Brief
Only the text carries over: repeat the records exactly and drop the images.

[Data section — start]

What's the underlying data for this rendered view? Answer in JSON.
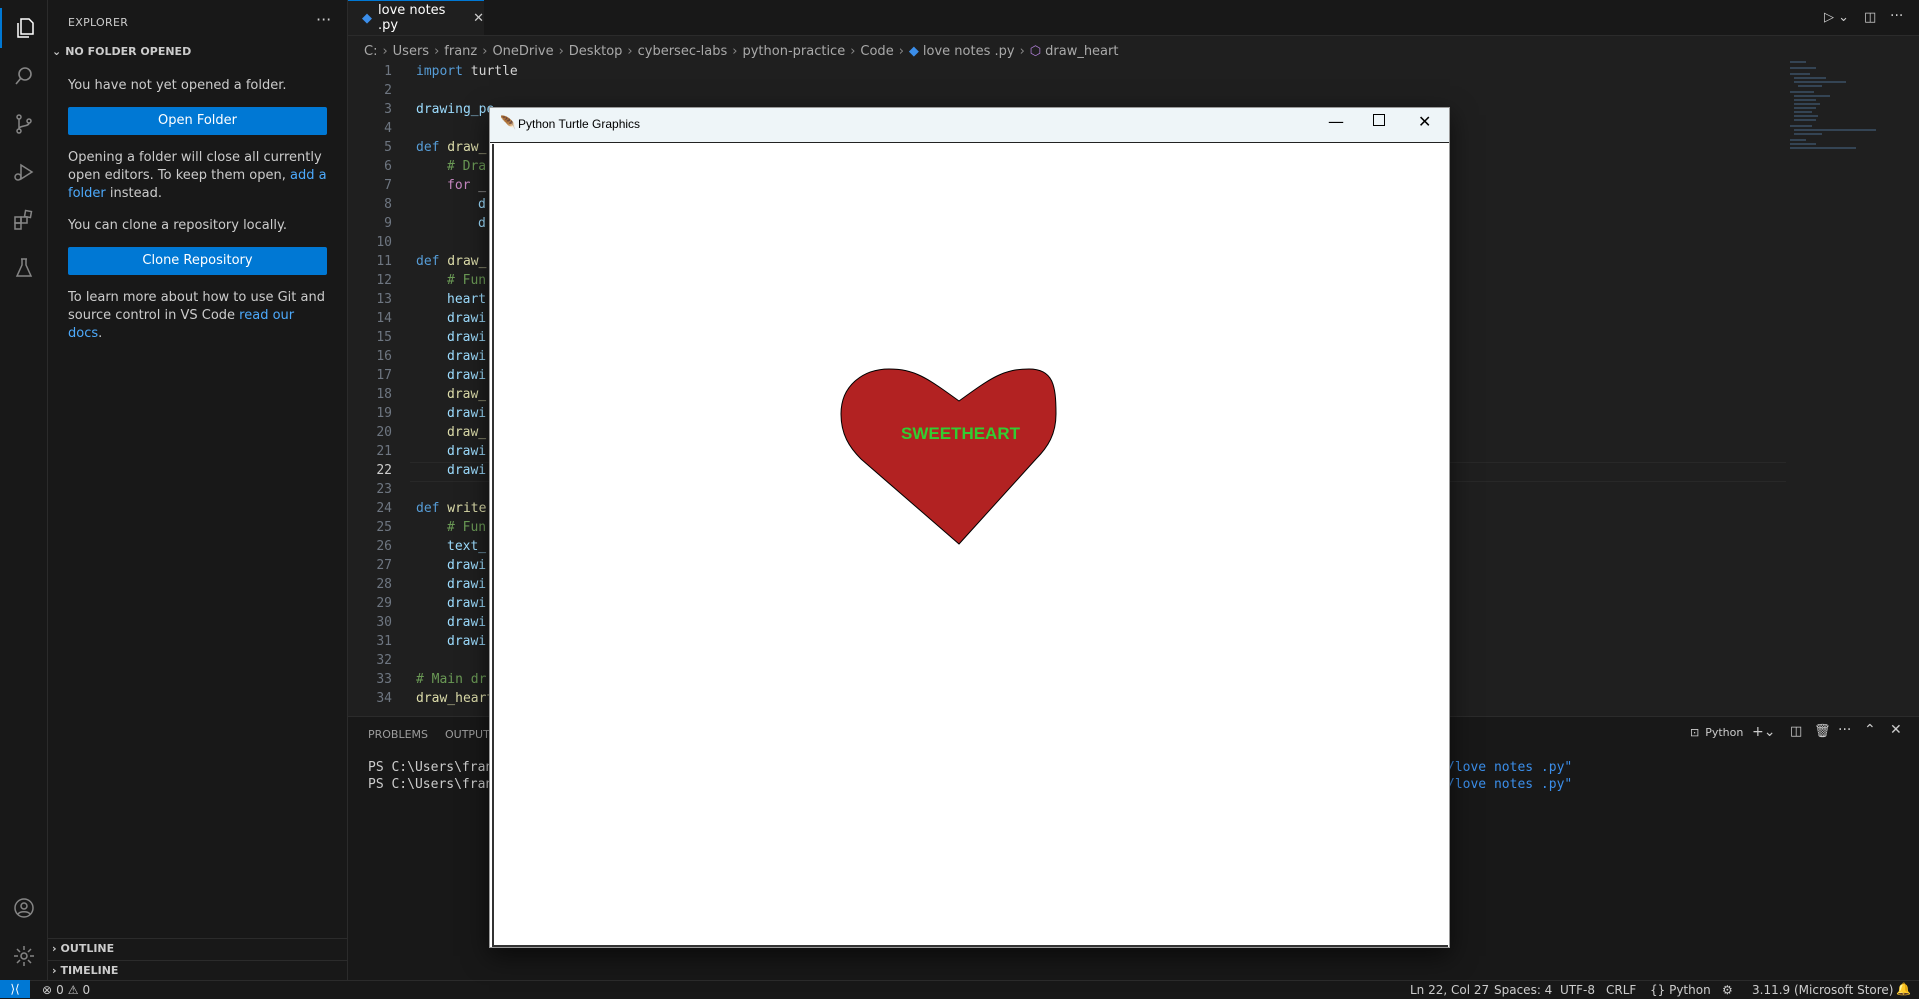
{
  "sidebar": {
    "title": "EXPLORER",
    "more": "···",
    "section": "NO FOLDER OPENED",
    "msg1": "You have not yet opened a folder.",
    "open_folder": "Open Folder",
    "msg2a": "Opening a folder will close all currently open editors. To keep them open, ",
    "msg2_link": "add a folder",
    "msg2b": " instead.",
    "msg3": "You can clone a repository locally.",
    "clone_repo": "Clone Repository",
    "msg4a": "To learn more about how to use Git and source control in VS Code ",
    "msg4_link": "read our docs",
    "msg4b": ".",
    "outline": "OUTLINE",
    "timeline": "TIMELINE"
  },
  "editor": {
    "tab_label": "love notes .py",
    "breadcrumb": [
      "C:",
      "Users",
      "franz",
      "OneDrive",
      "Desktop",
      "cybersec-labs",
      "python-practice",
      "Code",
      "love notes .py",
      "draw_heart"
    ],
    "line_numbers": [
      "1",
      "2",
      "3",
      "4",
      "5",
      "6",
      "7",
      "8",
      "9",
      "10",
      "11",
      "12",
      "13",
      "14",
      "15",
      "16",
      "17",
      "18",
      "19",
      "20",
      "21",
      "22",
      "23",
      "24",
      "25",
      "26",
      "27",
      "28",
      "29",
      "30",
      "31",
      "32",
      "33",
      "34"
    ],
    "lines": {
      "l1_kw": "import",
      "l1_rest": " turtle",
      "l3": "drawing_pe",
      "l5_kw": "def",
      "l5_rest": " draw_",
      "l6": "# Dra",
      "l7_kw": "for",
      "l7_rest": " _",
      "l8": "d",
      "l9": "d",
      "l11_kw": "def",
      "l11_rest": " draw_",
      "l12": "# Fun",
      "l13": "heart",
      "l14": "drawi",
      "l15": "drawi",
      "l16": "drawi",
      "l17": "drawi",
      "l18": "draw_",
      "l19": "drawi",
      "l20": "draw_",
      "l21": "drawi",
      "l22": "drawi",
      "l24_kw": "def",
      "l24_rest": " write",
      "l25": "# Fun",
      "l26": "text_",
      "l27": "drawi",
      "l28": "drawi",
      "l29": "drawi",
      "l30": "drawi",
      "l31": "drawi",
      "l33": "# Main dr",
      "l34": "draw_heart"
    }
  },
  "panel": {
    "tab_problems": "PROBLEMS",
    "tab_output": "OUTPUT",
    "terminal_name": "Python",
    "term_line1": "PS C:\\Users\\franz",
    "term_line2": "PS C:\\Users\\franz",
    "term_tail1": "/love notes .py\"",
    "term_tail2": "/love notes .py\""
  },
  "status": {
    "errors": "0",
    "warnings": "0",
    "position": "Ln 22, Col 27",
    "spaces": "Spaces: 4",
    "encoding": "UTF-8",
    "eol": "CRLF",
    "language": "{} Python",
    "interpreter": "3.11.9 (Microsoft Store)"
  },
  "turtle_window": {
    "title": "Python Turtle Graphics",
    "heart_text": "SWEETHEART",
    "heart_color": "#b22222",
    "text_color": "#32cd32"
  },
  "colors": {
    "accent": "#0078d4",
    "link": "#4daafc"
  }
}
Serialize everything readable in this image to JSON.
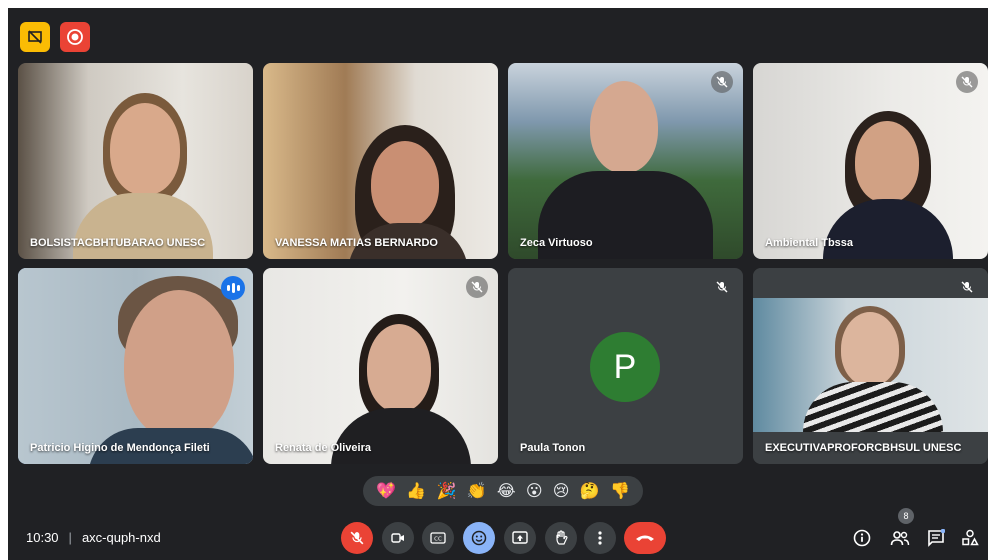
{
  "meeting": {
    "time": "10:30",
    "code": "axc-quph-nxd",
    "participant_count": "8"
  },
  "participants": [
    {
      "name": "BOLSISTACBHTUBARAO UNESC",
      "muted": false,
      "speaking": false
    },
    {
      "name": "VANESSA MATIAS BERNARDO",
      "muted": false,
      "speaking": false
    },
    {
      "name": "Zeca Virtuoso",
      "muted": true,
      "speaking": false
    },
    {
      "name": "Ambiental Tbssa",
      "muted": true,
      "speaking": false
    },
    {
      "name": "Patricio Higino de Mendonça Fileti",
      "muted": false,
      "speaking": true
    },
    {
      "name": "Renata de Oliveira",
      "muted": true,
      "speaking": false
    },
    {
      "name": "Paula Tonon",
      "muted": true,
      "speaking": false,
      "avatar_letter": "P",
      "avatar_color": "#2e7d32"
    },
    {
      "name": "EXECUTIVAPROFORCBHSUL UNESC",
      "muted": true,
      "speaking": false
    }
  ],
  "reactions": [
    "💖",
    "👍",
    "🎉",
    "👏",
    "😂",
    "😮",
    "😢",
    "🤔",
    "👎"
  ],
  "controls": [
    "mic-off-icon",
    "camera-icon",
    "captions-icon",
    "emoji-icon",
    "present-icon",
    "raise-hand-icon",
    "more-options-icon",
    "leave-call-icon"
  ],
  "right_controls": [
    "info-icon",
    "people-icon",
    "chat-icon",
    "activities-icon"
  ],
  "colors": {
    "background": "#202124",
    "tile": "#3c4043",
    "accent": "#8ab4f8",
    "danger": "#ea4335"
  }
}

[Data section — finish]

Task solution
What's the underlying data for this rendered view? Answer in JSON.
{
  "sidebar": {
    "title": "EXPLORER",
    "more": "···",
    "section": "NO FOLDER OPENED",
    "msg1": "You have not yet opened a folder.",
    "open_folder": "Open Folder",
    "msg2a": "Opening a folder will close all currently open editors. To keep them open, ",
    "msg2_link": "add a folder",
    "msg2b": " instead.",
    "msg3": "You can clone a repository locally.",
    "clone_repo": "Clone Repository",
    "msg4a": "To learn more about how to use Git and source control in VS Code ",
    "msg4_link": "read our docs",
    "msg4b": ".",
    "outline": "OUTLINE",
    "timeline": "TIMELINE"
  },
  "editor": {
    "tab_label": "love notes .py",
    "breadcrumb": [
      "C:",
      "Users",
      "franz",
      "OneDrive",
      "Desktop",
      "cybersec-labs",
      "python-practice",
      "Code",
      "love notes .py",
      "draw_heart"
    ],
    "line_numbers": [
      "1",
      "2",
      "3",
      "4",
      "5",
      "6",
      "7",
      "8",
      "9",
      "10",
      "11",
      "12",
      "13",
      "14",
      "15",
      "16",
      "17",
      "18",
      "19",
      "20",
      "21",
      "22",
      "23",
      "24",
      "25",
      "26",
      "27",
      "28",
      "29",
      "30",
      "31",
      "32",
      "33",
      "34"
    ],
    "lines": {
      "l1_kw": "import",
      "l1_rest": " turtle",
      "l3": "drawing_pe",
      "l5_kw": "def",
      "l5_rest": " draw_",
      "l6": "# Dra",
      "l7_kw": "for",
      "l7_rest": " _",
      "l8": "d",
      "l9": "d",
      "l11_kw": "def",
      "l11_rest": " draw_",
      "l12": "# Fun",
      "l13": "heart",
      "l14": "drawi",
      "l15": "drawi",
      "l16": "drawi",
      "l17": "drawi",
      "l18": "draw_",
      "l19": "drawi",
      "l20": "draw_",
      "l21": "drawi",
      "l22": "drawi",
      "l24_kw": "def",
      "l24_rest": " write",
      "l25": "# Fun",
      "l26": "text_",
      "l27": "drawi",
      "l28": "drawi",
      "l29": "drawi",
      "l30": "drawi",
      "l31": "drawi",
      "l33": "# Main dr",
      "l34": "draw_heart"
    }
  },
  "panel": {
    "tab_problems": "PROBLEMS",
    "tab_output": "OUTPUT",
    "terminal_name": "Python",
    "term_line1": "PS C:\\Users\\franz",
    "term_line2": "PS C:\\Users\\franz",
    "term_tail1": "/love notes .py\"",
    "term_tail2": "/love notes .py\""
  },
  "status": {
    "errors": "0",
    "warnings": "0",
    "position": "Ln 22, Col 27",
    "spaces": "Spaces: 4",
    "encoding": "UTF-8",
    "eol": "CRLF",
    "language": "{} Python",
    "interpreter": "3.11.9 (Microsoft Store)"
  },
  "turtle_window": {
    "title": "Python Turtle Graphics",
    "heart_text": "SWEETHEART",
    "heart_color": "#b22222",
    "text_color": "#32cd32"
  },
  "colors": {
    "accent": "#0078d4",
    "link": "#4daafc"
  }
}
Serialize everything readable in this image to JSON.
{
  "meeting": {
    "time": "10:30",
    "code": "axc-quph-nxd",
    "participant_count": "8"
  },
  "participants": [
    {
      "name": "BOLSISTACBHTUBARAO UNESC",
      "muted": false,
      "speaking": false
    },
    {
      "name": "VANESSA MATIAS BERNARDO",
      "muted": false,
      "speaking": false
    },
    {
      "name": "Zeca Virtuoso",
      "muted": true,
      "speaking": false
    },
    {
      "name": "Ambiental Tbssa",
      "muted": true,
      "speaking": false
    },
    {
      "name": "Patricio Higino de Mendonça Fileti",
      "muted": false,
      "speaking": true
    },
    {
      "name": "Renata de Oliveira",
      "muted": true,
      "speaking": false
    },
    {
      "name": "Paula Tonon",
      "muted": true,
      "speaking": false,
      "avatar_letter": "P",
      "avatar_color": "#2e7d32"
    },
    {
      "name": "EXECUTIVAPROFORCBHSUL UNESC",
      "muted": true,
      "speaking": false
    }
  ],
  "reactions": [
    "💖",
    "👍",
    "🎉",
    "👏",
    "😂",
    "😮",
    "😢",
    "🤔",
    "👎"
  ],
  "controls": [
    "mic-off-icon",
    "camera-icon",
    "captions-icon",
    "emoji-icon",
    "present-icon",
    "raise-hand-icon",
    "more-options-icon",
    "leave-call-icon"
  ],
  "right_controls": [
    "info-icon",
    "people-icon",
    "chat-icon",
    "activities-icon"
  ],
  "colors": {
    "background": "#202124",
    "tile": "#3c4043",
    "accent": "#8ab4f8",
    "danger": "#ea4335"
  }
}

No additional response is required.